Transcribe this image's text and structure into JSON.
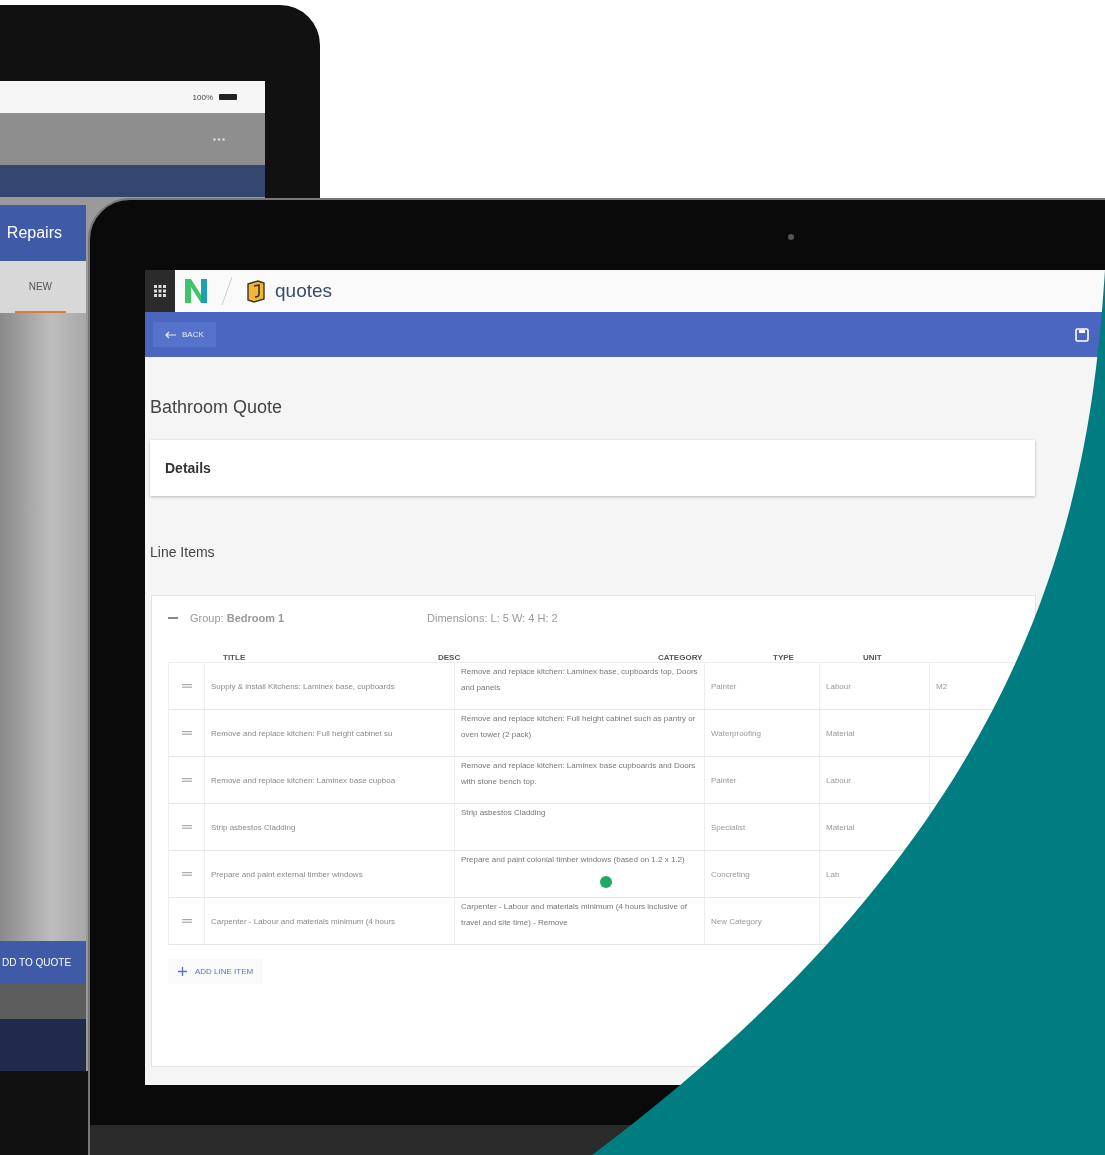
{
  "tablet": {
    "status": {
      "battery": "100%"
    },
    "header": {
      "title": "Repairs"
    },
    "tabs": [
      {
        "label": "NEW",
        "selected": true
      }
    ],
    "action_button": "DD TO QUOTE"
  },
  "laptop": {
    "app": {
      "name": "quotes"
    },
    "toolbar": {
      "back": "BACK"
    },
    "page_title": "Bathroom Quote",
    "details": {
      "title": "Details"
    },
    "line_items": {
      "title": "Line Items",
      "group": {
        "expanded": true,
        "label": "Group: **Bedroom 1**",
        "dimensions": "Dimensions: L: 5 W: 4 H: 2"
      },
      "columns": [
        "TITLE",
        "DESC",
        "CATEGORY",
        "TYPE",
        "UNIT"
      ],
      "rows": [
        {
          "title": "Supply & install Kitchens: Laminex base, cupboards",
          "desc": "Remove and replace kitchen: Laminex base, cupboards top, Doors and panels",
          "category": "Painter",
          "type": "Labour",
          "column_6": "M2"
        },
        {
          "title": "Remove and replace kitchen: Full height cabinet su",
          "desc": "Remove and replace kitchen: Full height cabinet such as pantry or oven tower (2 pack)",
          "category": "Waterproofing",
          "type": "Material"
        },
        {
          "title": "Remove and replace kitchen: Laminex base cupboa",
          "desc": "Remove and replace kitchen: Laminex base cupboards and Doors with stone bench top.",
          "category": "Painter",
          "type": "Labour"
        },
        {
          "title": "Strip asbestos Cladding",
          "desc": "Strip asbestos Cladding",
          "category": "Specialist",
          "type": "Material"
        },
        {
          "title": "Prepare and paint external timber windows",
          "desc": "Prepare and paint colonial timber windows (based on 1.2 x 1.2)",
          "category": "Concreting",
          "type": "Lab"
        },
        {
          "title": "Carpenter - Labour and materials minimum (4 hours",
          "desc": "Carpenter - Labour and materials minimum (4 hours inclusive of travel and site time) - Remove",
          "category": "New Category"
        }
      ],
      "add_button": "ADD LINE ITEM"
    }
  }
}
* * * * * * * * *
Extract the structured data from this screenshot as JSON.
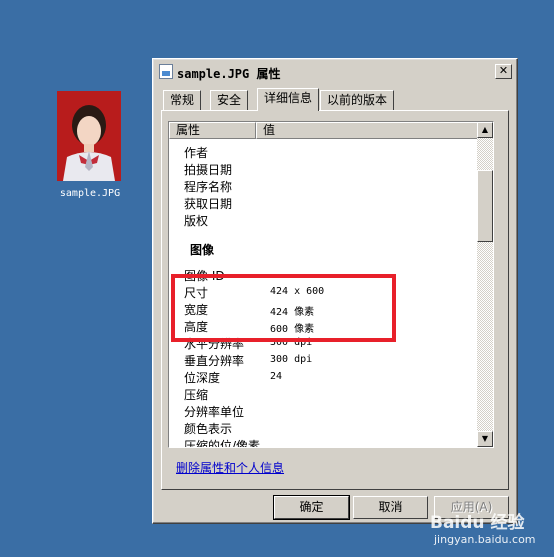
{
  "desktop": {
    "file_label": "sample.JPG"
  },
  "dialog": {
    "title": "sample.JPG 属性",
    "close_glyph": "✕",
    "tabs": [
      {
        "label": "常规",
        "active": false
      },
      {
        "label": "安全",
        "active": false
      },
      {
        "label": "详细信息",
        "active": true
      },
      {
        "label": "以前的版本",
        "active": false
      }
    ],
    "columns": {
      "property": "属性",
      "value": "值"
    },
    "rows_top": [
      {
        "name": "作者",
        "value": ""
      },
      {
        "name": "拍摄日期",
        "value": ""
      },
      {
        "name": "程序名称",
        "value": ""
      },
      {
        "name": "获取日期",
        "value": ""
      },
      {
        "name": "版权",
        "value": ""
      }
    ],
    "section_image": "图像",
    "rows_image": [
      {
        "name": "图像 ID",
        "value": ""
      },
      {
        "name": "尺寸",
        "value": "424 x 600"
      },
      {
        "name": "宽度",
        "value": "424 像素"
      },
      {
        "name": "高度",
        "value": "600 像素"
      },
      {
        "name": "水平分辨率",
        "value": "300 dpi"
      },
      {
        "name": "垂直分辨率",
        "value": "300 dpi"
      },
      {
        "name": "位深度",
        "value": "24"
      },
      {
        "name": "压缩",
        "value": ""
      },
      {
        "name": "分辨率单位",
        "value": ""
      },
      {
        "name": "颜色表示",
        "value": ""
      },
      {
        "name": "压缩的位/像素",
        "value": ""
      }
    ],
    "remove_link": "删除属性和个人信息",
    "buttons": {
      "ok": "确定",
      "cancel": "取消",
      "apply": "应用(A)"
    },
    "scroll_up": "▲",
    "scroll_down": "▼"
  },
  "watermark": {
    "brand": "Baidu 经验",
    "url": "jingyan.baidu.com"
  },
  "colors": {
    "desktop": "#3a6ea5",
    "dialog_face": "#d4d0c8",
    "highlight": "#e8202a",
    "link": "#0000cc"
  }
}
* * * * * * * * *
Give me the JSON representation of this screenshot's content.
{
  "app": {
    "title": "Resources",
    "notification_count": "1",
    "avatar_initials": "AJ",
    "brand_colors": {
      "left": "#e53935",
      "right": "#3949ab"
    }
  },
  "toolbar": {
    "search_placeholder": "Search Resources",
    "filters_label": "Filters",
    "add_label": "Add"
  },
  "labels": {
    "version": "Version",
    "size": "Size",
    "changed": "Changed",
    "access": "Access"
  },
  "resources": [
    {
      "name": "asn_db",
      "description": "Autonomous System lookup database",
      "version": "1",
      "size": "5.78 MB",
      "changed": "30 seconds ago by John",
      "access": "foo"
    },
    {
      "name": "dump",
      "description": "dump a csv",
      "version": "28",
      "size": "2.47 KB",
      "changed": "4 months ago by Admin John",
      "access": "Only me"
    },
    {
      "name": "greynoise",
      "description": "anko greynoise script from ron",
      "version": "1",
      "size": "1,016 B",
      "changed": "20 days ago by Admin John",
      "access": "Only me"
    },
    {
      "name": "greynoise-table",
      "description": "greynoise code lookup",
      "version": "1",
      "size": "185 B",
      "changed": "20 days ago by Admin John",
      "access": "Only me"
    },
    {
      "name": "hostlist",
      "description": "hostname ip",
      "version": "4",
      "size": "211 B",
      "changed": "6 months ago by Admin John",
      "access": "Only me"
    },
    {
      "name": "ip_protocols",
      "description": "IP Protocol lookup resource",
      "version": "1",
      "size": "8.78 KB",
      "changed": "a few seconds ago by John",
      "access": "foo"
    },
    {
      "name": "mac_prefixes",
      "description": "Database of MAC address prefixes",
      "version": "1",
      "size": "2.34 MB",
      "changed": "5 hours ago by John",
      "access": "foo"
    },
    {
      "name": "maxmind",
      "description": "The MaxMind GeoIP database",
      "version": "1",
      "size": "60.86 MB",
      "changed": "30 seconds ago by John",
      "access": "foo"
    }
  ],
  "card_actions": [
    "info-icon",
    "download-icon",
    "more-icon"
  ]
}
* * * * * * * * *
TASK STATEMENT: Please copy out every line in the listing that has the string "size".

EXERCISE SOLUTION:
    "size": "Size",
      "size": "5.78 MB",
      "size": "2.47 KB",
      "size": "1,016 B",
      "size": "185 B",
      "size": "211 B",
      "size": "8.78 KB",
      "size": "2.34 MB",
      "size": "60.86 MB",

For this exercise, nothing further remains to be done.